Aims: To investigate effect of metallic nanoparticles, silver (AgNPs) and gold nanoparticles (AuNPs) asantitumor treatment in vitro against human breast cancer cells (MCF-7) and their associated mechanisms. Thiscould provide new class of engineered nanoparticles with desired physicochemical properties and may presentnewer approaches for therapeutic modalities to breast cancer in women. Materials and
Methods: A humanbreast cancer cell line (MCF-7) was used as a model of cells. Metallic nanoparticles were characterized usingUV-visible spectra and transmission electron microscopy (TEM). Cytotoxic effects of metallic nanoparticles onMCF-7 cells were followed by colorimetric SRB cell viability assays, microscopy, and cellular uptake. Natureof cell death was further investigated by DNA analysis and flow cytometry.

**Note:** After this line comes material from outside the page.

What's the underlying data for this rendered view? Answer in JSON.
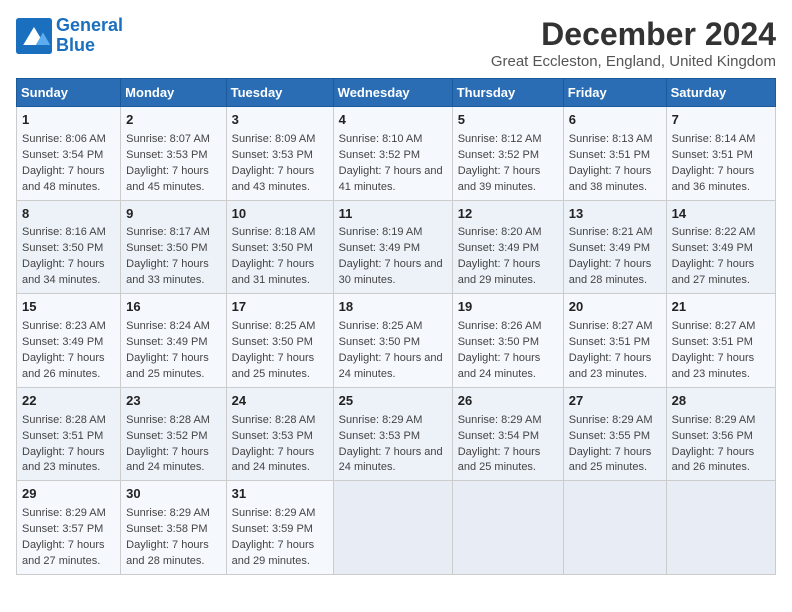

Results: Treatment of MCF-7 withdifferent concentrations of 5-10nm diameter of AgNPs inhibited cell viability in a dose-dependent manner, withIC50 value of 6.28μM, whereas treatment of MCF-7 with different concentrations of 13-15nm diameter of AuNPsinhibited cell viability in a dose-dependent manner, with IC50 value of 14.48μM. Treatment of cells with a IC50concentration of AgNPs generated progressive accumulation of cells in the S phase of the cell cycle and preventedentry into the M phase. The treatment of cells with IC50 concentrations of AuNPs similarly generated progressiveaccumulation of cells in sub-G1 and S phase, and inhibited the entrance of cells into the M phase of the cell cycle.DNA fragmentation, as demonstrated by electrophoresis, indicated induction of apoptosis.
Conclusions: Ourengineered silver nanoparticles effectively inhibit the proliferation of human breast carcinoma cell line MCF-7in vitro at high concentration (1000 μM) through apoptotic mechanisms, and may be a beneficial agent againsthuman carcinoma but further detailed study is still needed.